Dataset rows describing interfaces:
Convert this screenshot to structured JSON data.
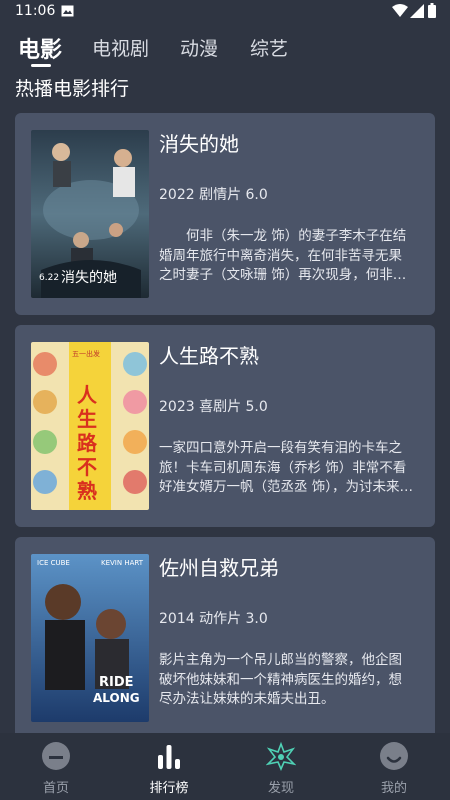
{
  "status_bar": {
    "time": "11:06"
  },
  "tabs": [
    {
      "label": "电影",
      "active": true
    },
    {
      "label": "电视剧",
      "active": false
    },
    {
      "label": "动漫",
      "active": false
    },
    {
      "label": "综艺",
      "active": false
    }
  ],
  "section_title": "热播电影排行",
  "movies": [
    {
      "title": "消失的她",
      "meta": "2022 剧情片 6.0",
      "description": "　　何非（朱一龙 饰）的妻子李木子在结婚周年旅行中离奇消失，在何非苦寻无果之时妻子（文咏珊 饰）再次现身，何非却坚持眼前的陌生女人并非妻子…",
      "poster_text": "6.22 消失的她"
    },
    {
      "title": "人生路不熟",
      "meta": "2023 喜剧片 5.0",
      "description": "一家四口意外开启一段有笑有泪的卡车之旅！卡车司机周东海（乔杉 饰）非常不看好准女婿万一帆（范丞丞 饰），为讨未来岳父欢心，万一帆越努力越“翻…",
      "poster_text": "人生路不熟"
    },
    {
      "title": "佐州自救兄弟",
      "meta": "2014 动作片 3.0",
      "description": "影片主角为一个吊儿郎当的警察，他企图破坏他妹妹和一个精神病医生的婚约，想尽办法让妹妹的未婚夫出丑。",
      "poster_text": "RIDE ALONG"
    }
  ],
  "bottom_nav": [
    {
      "label": "首页",
      "icon": "home-icon",
      "active": false
    },
    {
      "label": "排行榜",
      "icon": "ranking-icon",
      "active": true
    },
    {
      "label": "发现",
      "icon": "discover-icon",
      "active": false
    },
    {
      "label": "我的",
      "icon": "profile-icon",
      "active": false
    }
  ],
  "colors": {
    "background": "#2f3542",
    "card": "#4b5468",
    "text": "#ffffff",
    "muted": "#9aa0ab"
  }
}
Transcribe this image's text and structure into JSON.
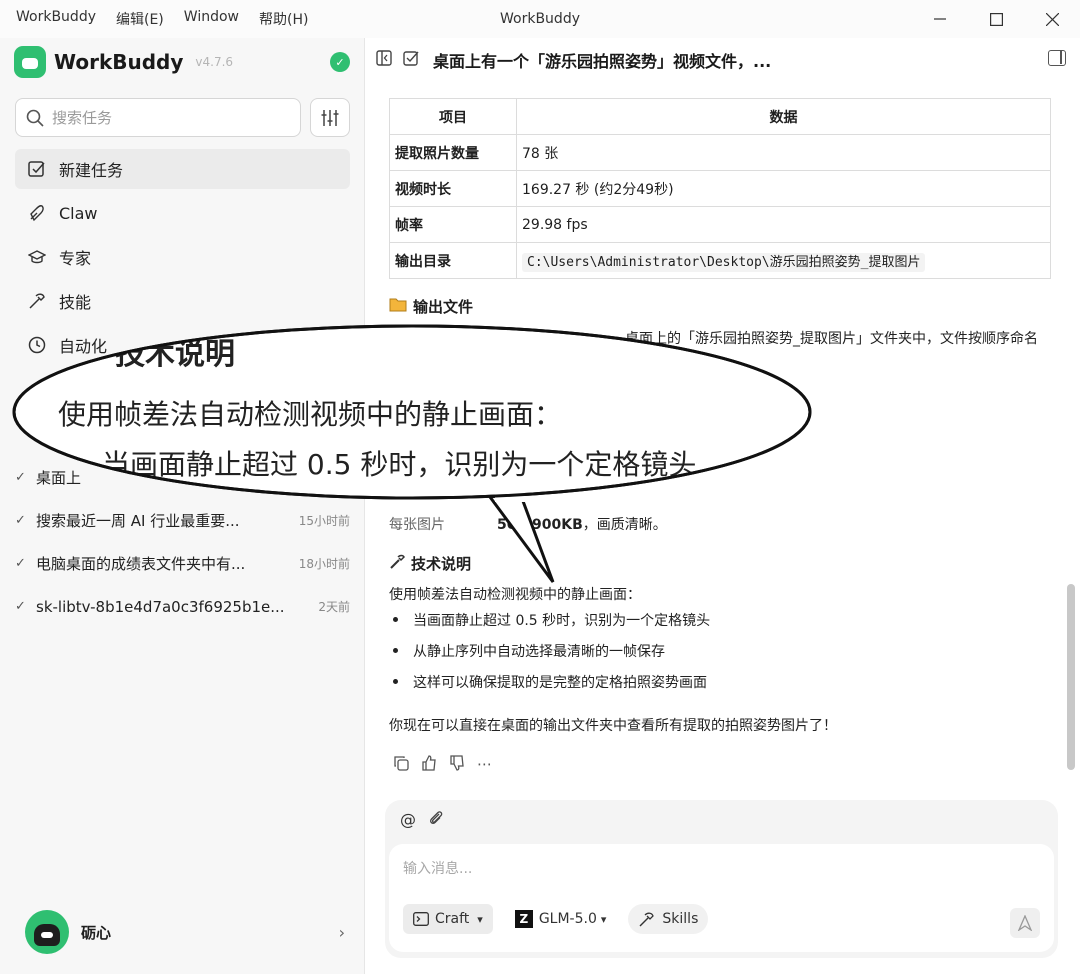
{
  "titlebar": {
    "menu": [
      "WorkBuddy",
      "编辑(E)",
      "Window",
      "帮助(H)"
    ],
    "title": "WorkBuddy"
  },
  "sidebar": {
    "brand": "WorkBuddy",
    "version": "v4.7.6",
    "search_placeholder": "搜索任务",
    "nav": [
      {
        "label": "新建任务",
        "icon": "new-task-icon",
        "active": true
      },
      {
        "label": "Claw",
        "icon": "claw-icon"
      },
      {
        "label": "专家",
        "icon": "expert-icon"
      },
      {
        "label": "技能",
        "icon": "skills-icon"
      },
      {
        "label": "自动化",
        "icon": "clock-icon"
      }
    ],
    "history": [
      {
        "title": "桌面上",
        "time": ""
      },
      {
        "title": "搜索最近一周 AI 行业最重要...",
        "time": "15小时前"
      },
      {
        "title": "电脑桌面的成绩表文件夹中有...",
        "time": "18小时前"
      },
      {
        "title": "sk-libtv-8b1e4d7a0c3f6925b1e...",
        "time": "2天前"
      }
    ],
    "user": "砺心"
  },
  "main": {
    "title": "桌面上有一个「游乐园拍照姿势」视频文件，...",
    "table": {
      "headers": [
        "项目",
        "数据"
      ],
      "rows": [
        [
          "提取照片数量",
          "78 张"
        ],
        [
          "视频时长",
          "169.27 秒 (约2分49秒)"
        ],
        [
          "帧率",
          "29.98 fps"
        ],
        [
          "输出目录",
          "C:\\Users\\Administrator\\Desktop\\游乐园拍照姿势_提取图片"
        ]
      ]
    },
    "output_heading": "输出文件",
    "output_text": "桌面上的「游乐园拍照姿势_提取图片」文件夹中，文件按顺序命名",
    "size_text_prefix": "每张图片",
    "size_text_bold": "500-900KB",
    "size_text_suffix": "，画质清晰。",
    "tech_heading": "技术说明",
    "tech_intro": "使用帧差法自动检测视频中的静止画面：",
    "tech_bullets": [
      "当画面静止超过 0.5 秒时，识别为一个定格镜头",
      "从静止序列中自动选择最清晰的一帧保存",
      "这样可以确保提取的是完整的定格拍照姿势画面"
    ],
    "closing": "你现在可以直接在桌面的输出文件夹中查看所有提取的拍照姿势图片了！"
  },
  "composer": {
    "placeholder": "输入消息...",
    "mode": "Craft",
    "model": "GLM-5.0",
    "skills": "Skills"
  },
  "callout": {
    "heading": "技术说明",
    "intro": "使用帧差法自动检测视频中的静止画面：",
    "bullet": "当画面静止超过 0.5 秒时，识别为一个定格镜头",
    "partial": "从静止序列中自动选择最清晰的一帧"
  }
}
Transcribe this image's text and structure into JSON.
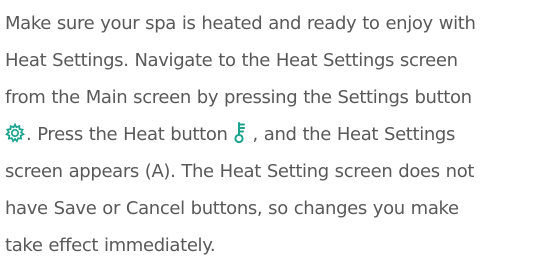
{
  "paragraph": {
    "line1": "Make sure your spa is heated and ready to enjoy with",
    "line2": "Heat Settings. Navigate to the Heat Settings screen",
    "line3": "from the Main screen by pressing the Settings button",
    "line4_after_settings_icon": ". Press the Heat button",
    "line4_after_heat_icon": ", and the Heat Settings",
    "line5": "screen appears (A). The Heat Setting screen does not",
    "line6": "have Save or Cancel buttons, so changes you make",
    "line7": "take effect immediately."
  },
  "icons": {
    "settings": "settings-gear-icon",
    "heat": "heat-thermometer-icon"
  },
  "colors": {
    "text": "#595959",
    "icon_accent": "#1aa38f"
  }
}
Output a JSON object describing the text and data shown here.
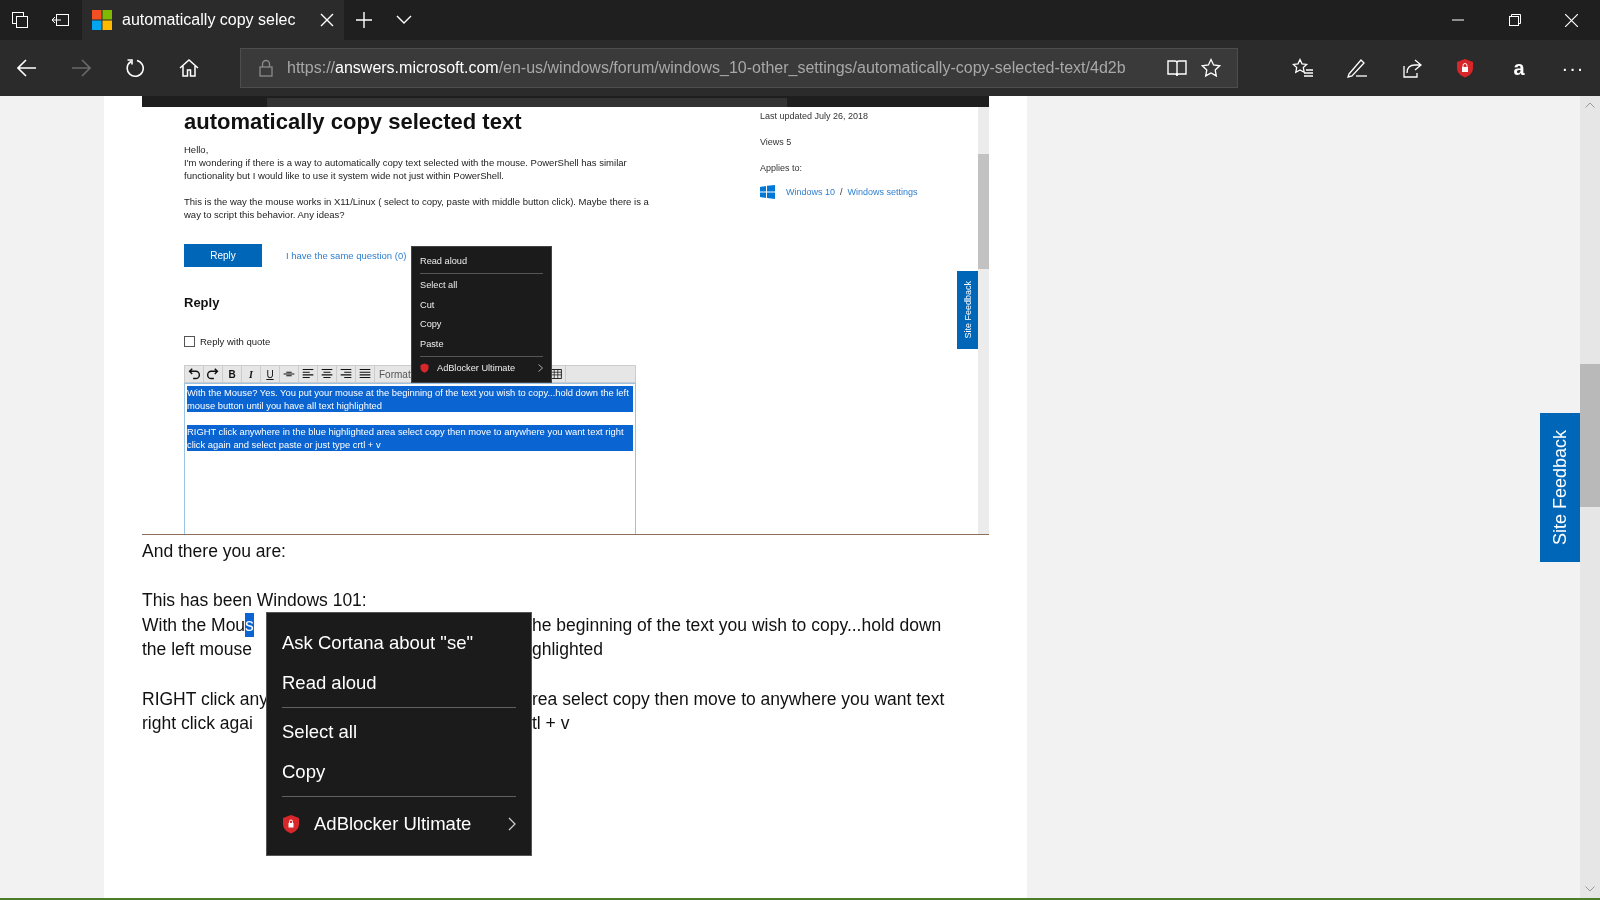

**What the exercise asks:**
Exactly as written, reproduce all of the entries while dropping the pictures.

**Exercise answer:**
Convert this screenshot to structured JSON data.
{
  "status_bar": {
    "time": "11:06"
  },
  "tabs": [
    {
      "label": "电影",
      "active": true
    },
    {
      "label": "电视剧",
      "active": false
    },
    {
      "label": "动漫",
      "active": false
    },
    {
      "label": "综艺",
      "active": false
    }
  ],
  "section_title": "热播电影排行",
  "movies": [
    {
      "title": "消失的她",
      "meta": "2022 剧情片 6.0",
      "description": "　　何非（朱一龙 饰）的妻子李木子在结婚周年旅行中离奇消失，在何非苦寻无果之时妻子（文咏珊 饰）再次现身，何非却坚持眼前的陌生女人并非妻子…",
      "poster_text": "6.22 消失的她"
    },
    {
      "title": "人生路不熟",
      "meta": "2023 喜剧片 5.0",
      "description": "一家四口意外开启一段有笑有泪的卡车之旅！卡车司机周东海（乔杉 饰）非常不看好准女婿万一帆（范丞丞 饰），为讨未来岳父欢心，万一帆越努力越“翻…",
      "poster_text": "人生路不熟"
    },
    {
      "title": "佐州自救兄弟",
      "meta": "2014 动作片 3.0",
      "description": "影片主角为一个吊儿郎当的警察，他企图破坏他妹妹和一个精神病医生的婚约，想尽办法让妹妹的未婚夫出丑。",
      "poster_text": "RIDE ALONG"
    }
  ],
  "bottom_nav": [
    {
      "label": "首页",
      "icon": "home-icon",
      "active": false
    },
    {
      "label": "排行榜",
      "icon": "ranking-icon",
      "active": true
    },
    {
      "label": "发现",
      "icon": "discover-icon",
      "active": false
    },
    {
      "label": "我的",
      "icon": "profile-icon",
      "active": false
    }
  ],
  "colors": {
    "background": "#2f3542",
    "card": "#4b5468",
    "text": "#ffffff",
    "muted": "#9aa0ab"
  }
}
Transcribe this image's text and structure into JSON.
{
  "titlebar": {
    "menu": [
      "WorkBuddy",
      "编辑(E)",
      "Window",
      "帮助(H)"
    ],
    "title": "WorkBuddy"
  },
  "sidebar": {
    "brand": "WorkBuddy",
    "version": "v4.7.6",
    "search_placeholder": "搜索任务",
    "nav": [
      {
        "label": "新建任务",
        "icon": "new-task-icon",
        "active": true
      },
      {
        "label": "Claw",
        "icon": "claw-icon"
      },
      {
        "label": "专家",
        "icon": "expert-icon"
      },
      {
        "label": "技能",
        "icon": "skills-icon"
      },
      {
        "label": "自动化",
        "icon": "clock-icon"
      }
    ],
    "history": [
      {
        "title": "桌面上",
        "time": ""
      },
      {
        "title": "搜索最近一周 AI 行业最重要...",
        "time": "15小时前"
      },
      {
        "title": "电脑桌面的成绩表文件夹中有...",
        "time": "18小时前"
      },
      {
        "title": "sk-libtv-8b1e4d7a0c3f6925b1e...",
        "time": "2天前"
      }
    ],
    "user": "砺心"
  },
  "main": {
    "title": "桌面上有一个「游乐园拍照姿势」视频文件，...",
    "table": {
      "headers": [
        "项目",
        "数据"
      ],
      "rows": [
        [
          "提取照片数量",
          "78 张"
        ],
        [
          "视频时长",
          "169.27 秒 (约2分49秒)"
        ],
        [
          "帧率",
          "29.98 fps"
        ],
        [
          "输出目录",
          "C:\\Users\\Administrator\\Desktop\\游乐园拍照姿势_提取图片"
        ]
      ]
    },
    "output_heading": "输出文件",
    "output_text": "桌面上的「游乐园拍照姿势_提取图片」文件夹中，文件按顺序命名",
    "size_text_prefix": "每张图片",
    "size_text_bold": "500-900KB",
    "size_text_suffix": "，画质清晰。",
    "tech_heading": "技术说明",
    "tech_intro": "使用帧差法自动检测视频中的静止画面：",
    "tech_bullets": [
      "当画面静止超过 0.5 秒时，识别为一个定格镜头",
      "从静止序列中自动选择最清晰的一帧保存",
      "这样可以确保提取的是完整的定格拍照姿势画面"
    ],
    "closing": "你现在可以直接在桌面的输出文件夹中查看所有提取的拍照姿势图片了！"
  },
  "composer": {
    "placeholder": "输入消息...",
    "mode": "Craft",
    "model": "GLM-5.0",
    "skills": "Skills"
  },
  "callout": {
    "heading": "技术说明",
    "intro": "使用帧差法自动检测视频中的静止画面：",
    "bullet": "当画面静止超过 0.5 秒时，识别为一个定格镜头",
    "partial": "从静止序列中自动选择最清晰的一帧"
  }
}
Transcribe this image's text and structure into JSON.
{
  "paragraph": {
    "line1": "Make sure your spa is heated and ready to enjoy with",
    "line2": "Heat Settings. Navigate to the Heat Settings screen",
    "line3": "from the Main screen by pressing the Settings button",
    "line4_after_settings_icon": ". Press the Heat button",
    "line4_after_heat_icon": ", and the Heat Settings",
    "line5": "screen appears (A). The Heat Setting screen does not",
    "line6": "have Save or Cancel buttons, so changes you make",
    "line7": "take effect immediately."
  },
  "icons": {
    "settings": "settings-gear-icon",
    "heat": "heat-thermometer-icon"
  },
  "colors": {
    "text": "#595959",
    "icon_accent": "#1aa38f"
  }
}
Output a JSON object describing the text and data shown here.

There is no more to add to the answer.